WHAT THE TASK ASKS:
Word for word, the listing below should be printed again.

---- EXERCISE MATERIALS

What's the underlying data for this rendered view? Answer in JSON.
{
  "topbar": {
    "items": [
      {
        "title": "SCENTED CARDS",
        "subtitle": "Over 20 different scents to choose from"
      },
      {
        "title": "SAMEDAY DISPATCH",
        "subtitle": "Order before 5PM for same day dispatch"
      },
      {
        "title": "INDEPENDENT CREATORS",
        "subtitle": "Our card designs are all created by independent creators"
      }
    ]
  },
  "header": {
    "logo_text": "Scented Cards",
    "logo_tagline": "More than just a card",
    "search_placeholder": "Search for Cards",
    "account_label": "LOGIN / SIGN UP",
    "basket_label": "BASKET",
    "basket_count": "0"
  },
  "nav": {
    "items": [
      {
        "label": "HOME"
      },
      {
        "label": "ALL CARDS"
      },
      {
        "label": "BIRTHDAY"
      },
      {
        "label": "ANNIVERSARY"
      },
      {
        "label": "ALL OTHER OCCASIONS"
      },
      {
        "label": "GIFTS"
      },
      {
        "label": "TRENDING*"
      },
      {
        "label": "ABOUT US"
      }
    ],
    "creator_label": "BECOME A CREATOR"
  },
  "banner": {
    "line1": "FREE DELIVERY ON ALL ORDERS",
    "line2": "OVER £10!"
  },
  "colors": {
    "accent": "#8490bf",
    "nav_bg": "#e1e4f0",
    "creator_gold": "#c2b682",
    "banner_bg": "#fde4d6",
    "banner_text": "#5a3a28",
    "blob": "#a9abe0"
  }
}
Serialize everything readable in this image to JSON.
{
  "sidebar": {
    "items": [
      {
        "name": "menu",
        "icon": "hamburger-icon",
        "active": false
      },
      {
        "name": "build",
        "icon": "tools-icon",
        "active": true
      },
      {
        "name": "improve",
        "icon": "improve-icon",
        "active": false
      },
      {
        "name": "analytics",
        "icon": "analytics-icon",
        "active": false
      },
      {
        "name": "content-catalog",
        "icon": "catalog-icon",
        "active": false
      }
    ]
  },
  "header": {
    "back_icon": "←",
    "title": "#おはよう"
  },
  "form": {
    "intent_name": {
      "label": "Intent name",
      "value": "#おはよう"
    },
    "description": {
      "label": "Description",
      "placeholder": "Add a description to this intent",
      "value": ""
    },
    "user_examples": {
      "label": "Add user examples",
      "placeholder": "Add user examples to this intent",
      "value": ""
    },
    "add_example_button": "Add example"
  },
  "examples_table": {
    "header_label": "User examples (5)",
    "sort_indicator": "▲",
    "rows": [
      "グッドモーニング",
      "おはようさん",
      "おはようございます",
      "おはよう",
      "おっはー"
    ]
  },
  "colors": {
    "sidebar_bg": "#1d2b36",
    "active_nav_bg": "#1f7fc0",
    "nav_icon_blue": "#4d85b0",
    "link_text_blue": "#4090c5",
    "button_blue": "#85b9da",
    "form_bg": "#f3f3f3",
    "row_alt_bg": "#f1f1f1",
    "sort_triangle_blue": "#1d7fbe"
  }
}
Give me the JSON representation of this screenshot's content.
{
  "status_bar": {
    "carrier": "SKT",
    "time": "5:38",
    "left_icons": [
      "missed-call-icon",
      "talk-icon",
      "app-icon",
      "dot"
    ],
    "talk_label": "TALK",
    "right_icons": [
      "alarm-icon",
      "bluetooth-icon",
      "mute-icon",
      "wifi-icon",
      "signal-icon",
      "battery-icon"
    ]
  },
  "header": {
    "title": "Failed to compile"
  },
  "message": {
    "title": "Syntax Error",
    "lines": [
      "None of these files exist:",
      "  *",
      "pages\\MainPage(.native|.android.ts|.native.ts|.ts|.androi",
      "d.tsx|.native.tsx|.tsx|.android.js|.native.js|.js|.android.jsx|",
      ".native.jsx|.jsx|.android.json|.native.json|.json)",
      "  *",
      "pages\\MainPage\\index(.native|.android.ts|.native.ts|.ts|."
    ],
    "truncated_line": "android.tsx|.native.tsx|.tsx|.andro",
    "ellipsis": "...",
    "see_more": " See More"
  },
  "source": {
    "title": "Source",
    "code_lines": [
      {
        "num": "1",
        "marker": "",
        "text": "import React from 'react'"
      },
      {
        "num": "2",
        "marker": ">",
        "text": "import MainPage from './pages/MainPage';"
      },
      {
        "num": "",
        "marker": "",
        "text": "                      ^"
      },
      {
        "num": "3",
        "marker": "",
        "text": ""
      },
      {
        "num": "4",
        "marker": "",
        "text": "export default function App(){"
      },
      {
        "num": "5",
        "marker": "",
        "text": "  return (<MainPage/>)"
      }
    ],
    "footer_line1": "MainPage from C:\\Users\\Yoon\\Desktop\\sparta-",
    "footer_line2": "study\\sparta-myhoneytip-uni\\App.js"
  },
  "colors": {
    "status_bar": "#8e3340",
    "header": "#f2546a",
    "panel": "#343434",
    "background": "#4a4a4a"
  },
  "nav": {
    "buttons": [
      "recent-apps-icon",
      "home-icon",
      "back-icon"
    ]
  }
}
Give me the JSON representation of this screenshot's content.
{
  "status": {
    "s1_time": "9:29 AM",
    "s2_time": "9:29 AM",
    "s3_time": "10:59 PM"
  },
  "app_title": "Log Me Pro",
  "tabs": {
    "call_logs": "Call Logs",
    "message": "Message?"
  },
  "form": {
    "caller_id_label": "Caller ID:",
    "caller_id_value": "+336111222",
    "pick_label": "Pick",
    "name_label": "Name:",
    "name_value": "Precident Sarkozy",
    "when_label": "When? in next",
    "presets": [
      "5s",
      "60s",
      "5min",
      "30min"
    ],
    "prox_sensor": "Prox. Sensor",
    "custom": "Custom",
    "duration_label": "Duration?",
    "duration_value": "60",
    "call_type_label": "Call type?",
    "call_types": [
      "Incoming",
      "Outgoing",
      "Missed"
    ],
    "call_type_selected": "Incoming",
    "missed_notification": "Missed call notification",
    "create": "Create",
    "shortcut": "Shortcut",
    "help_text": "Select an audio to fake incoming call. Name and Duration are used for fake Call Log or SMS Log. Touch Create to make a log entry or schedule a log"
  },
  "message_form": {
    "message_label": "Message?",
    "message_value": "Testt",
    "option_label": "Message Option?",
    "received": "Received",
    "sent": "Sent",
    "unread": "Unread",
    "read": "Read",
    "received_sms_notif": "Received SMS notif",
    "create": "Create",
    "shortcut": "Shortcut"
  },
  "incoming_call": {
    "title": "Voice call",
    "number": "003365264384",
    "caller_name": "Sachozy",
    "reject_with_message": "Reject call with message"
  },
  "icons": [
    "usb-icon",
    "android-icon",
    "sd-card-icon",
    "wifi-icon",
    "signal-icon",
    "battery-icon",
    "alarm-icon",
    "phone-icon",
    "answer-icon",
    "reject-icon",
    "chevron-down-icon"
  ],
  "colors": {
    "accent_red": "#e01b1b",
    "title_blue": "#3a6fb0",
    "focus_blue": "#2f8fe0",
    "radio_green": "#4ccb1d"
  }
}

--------

SOLVED PROBLEM:
What's the underlying data for this rendered view? Answer in JSON.
{
  "topbar": {
    "items": [
      {
        "title": "SCENTED CARDS",
        "subtitle": "Over 20 different scents to choose from"
      },
      {
        "title": "SAMEDAY DISPATCH",
        "subtitle": "Order before 5PM for same day dispatch"
      },
      {
        "title": "INDEPENDENT CREATORS",
        "subtitle": "Our card designs are all created by independent creators"
      }
    ]
  },
  "header": {
    "logo_text": "Scented Cards",
    "logo_tagline": "More than just a card",
    "search_placeholder": "Search for Cards",
    "account_label": "LOGIN / SIGN UP",
    "basket_label": "BASKET",
    "basket_count": "0"
  },
  "nav": {
    "items": [
      {
        "label": "HOME"
      },
      {
        "label": "ALL CARDS"
      },
      {
        "label": "BIRTHDAY"
      },
      {
        "label": "ANNIVERSARY"
      },
      {
        "label": "ALL OTHER OCCASIONS"
      },
      {
        "label": "GIFTS"
      },
      {
        "label": "TRENDING*"
      },
      {
        "label": "ABOUT US"
      }
    ],
    "creator_label": "BECOME A CREATOR"
  },
  "banner": {
    "line1": "FREE DELIVERY ON ALL ORDERS",
    "line2": "OVER £10!"
  },
  "colors": {
    "accent": "#8490bf",
    "nav_bg": "#e1e4f0",
    "creator_gold": "#c2b682",
    "banner_bg": "#fde4d6",
    "banner_text": "#5a3a28",
    "blob": "#a9abe0"
  }
}
Serialize everything readable in this image to JSON.
{
  "sidebar": {
    "items": [
      {
        "name": "menu",
        "icon": "hamburger-icon",
        "active": false
      },
      {
        "name": "build",
        "icon": "tools-icon",
        "active": true
      },
      {
        "name": "improve",
        "icon": "improve-icon",
        "active": false
      },
      {
        "name": "analytics",
        "icon": "analytics-icon",
        "active": false
      },
      {
        "name": "content-catalog",
        "icon": "catalog-icon",
        "active": false
      }
    ]
  },
  "header": {
    "back_icon": "←",
    "title": "#おはよう"
  },
  "form": {
    "intent_name": {
      "label": "Intent name",
      "value": "#おはよう"
    },
    "description": {
      "label": "Description",
      "placeholder": "Add a description to this intent",
      "value": ""
    },
    "user_examples": {
      "label": "Add user examples",
      "placeholder": "Add user examples to this intent",
      "value": ""
    },
    "add_example_button": "Add example"
  },
  "examples_table": {
    "header_label": "User examples (5)",
    "sort_indicator": "▲",
    "rows": [
      "グッドモーニング",
      "おはようさん",
      "おはようございます",
      "おはよう",
      "おっはー"
    ]
  },
  "colors": {
    "sidebar_bg": "#1d2b36",
    "active_nav_bg": "#1f7fc0",
    "nav_icon_blue": "#4d85b0",
    "link_text_blue": "#4090c5",
    "button_blue": "#85b9da",
    "form_bg": "#f3f3f3",
    "row_alt_bg": "#f1f1f1",
    "sort_triangle_blue": "#1d7fbe"
  }
}
Give me the JSON representation of this screenshot's content.
{
  "status_bar": {
    "carrier": "SKT",
    "time": "5:38",
    "left_icons": [
      "missed-call-icon",
      "talk-icon",
      "app-icon",
      "dot"
    ],
    "talk_label": "TALK",
    "right_icons": [
      "alarm-icon",
      "bluetooth-icon",
      "mute-icon",
      "wifi-icon",
      "signal-icon",
      "battery-icon"
    ]
  },
  "header": {
    "title": "Failed to compile"
  },
  "message": {
    "title": "Syntax Error",
    "lines": [
      "None of these files exist:",
      "  *",
      "pages\\MainPage(.native|.android.ts|.native.ts|.ts|.androi",
      "d.tsx|.native.tsx|.tsx|.android.js|.native.js|.js|.android.jsx|",
      ".native.jsx|.jsx|.android.json|.native.json|.json)",
      "  *",
      "pages\\MainPage\\index(.native|.android.ts|.native.ts|.ts|."
    ],
    "truncated_line": "android.tsx|.native.tsx|.tsx|.andro",
    "ellipsis": "...",
    "see_more": " See More"
  },
  "source": {
    "title": "Source",
    "code_lines": [
      {
        "num": "1",
        "marker": "",
        "text": "import React from 'react'"
      },
      {
        "num": "2",
        "marker": ">",
        "text": "import MainPage from './pages/MainPage';"
      },
      {
        "num": "",
        "marker": "",
        "text": "                      ^"
      },
      {
        "num": "3",
        "marker": "",
        "text": ""
      },
      {
        "num": "4",
        "marker": "",
        "text": "export default function App(){"
      },
      {
        "num": "5",
        "marker": "",
        "text": "  return (<MainPage/>)"
      }
    ],
    "footer_line1": "MainPage from C:\\Users\\Yoon\\Desktop\\sparta-",
    "footer_line2": "study\\sparta-myhoneytip-uni\\App.js"
  },
  "colors": {
    "status_bar": "#8e3340",
    "header": "#f2546a",
    "panel": "#343434",
    "background": "#4a4a4a"
  },
  "nav": {
    "buttons": [
      "recent-apps-icon",
      "home-icon",
      "back-icon"
    ]
  }
}
Give me the JSON representation of this screenshot's content.
{
  "status": {
    "s1_time": "9:29 AM",
    "s2_time": "9:29 AM",
    "s3_time": "10:59 PM"
  },
  "app_title": "Log Me Pro",
  "tabs": {
    "call_logs": "Call Logs",
    "message": "Message?"
  },
  "form": {
    "caller_id_label": "Caller ID:",
    "caller_id_value": "+336111222",
    "pick_label": "Pick",
    "name_label": "Name:",
    "name_value": "Precident Sarkozy",
    "when_label": "When? in next",
    "presets": [
      "5s",
      "60s",
      "5min",
      "30min"
    ],
    "prox_sensor": "Prox. Sensor",
    "custom": "Custom",
    "duration_label": "Duration?",
    "duration_value": "60",
    "call_type_label": "Call type?",
    "call_types": [
      "Incoming",
      "Outgoing",
      "Missed"
    ],
    "call_type_selected": "Incoming",
    "missed_notification": "Missed call notification",
    "create": "Create",
    "shortcut": "Shortcut",
    "help_text": "Select an audio to fake incoming call. Name and Duration are used for fake Call Log or SMS Log. Touch Create to make a log entry or schedule a log"
  },
  "message_form": {
    "message_label": "Message?",
    "message_value": "Testt",
    "option_label": "Message Option?",
    "received": "Received",
    "sent": "Sent",
    "unread": "Unread",
    "read": "Read",
    "received_sms_notif": "Received SMS notif",
    "create": "Create",
    "shortcut": "Shortcut"
  },
  "incoming_call": {
    "title": "Voice call",
    "number": "003365264384",
    "caller_name": "Sachozy",
    "reject_with_message": "Reject call with message"
  },
  "icons": [
    "usb-icon",
    "android-icon",
    "sd-card-icon",
    "wifi-icon",
    "signal-icon",
    "battery-icon",
    "alarm-icon",
    "phone-icon",
    "answer-icon",
    "reject-icon",
    "chevron-down-icon"
  ],
  "colors": {
    "accent_red": "#e01b1b",
    "title_blue": "#3a6fb0",
    "focus_blue": "#2f8fe0",
    "radio_green": "#4ccb1d"
  }
}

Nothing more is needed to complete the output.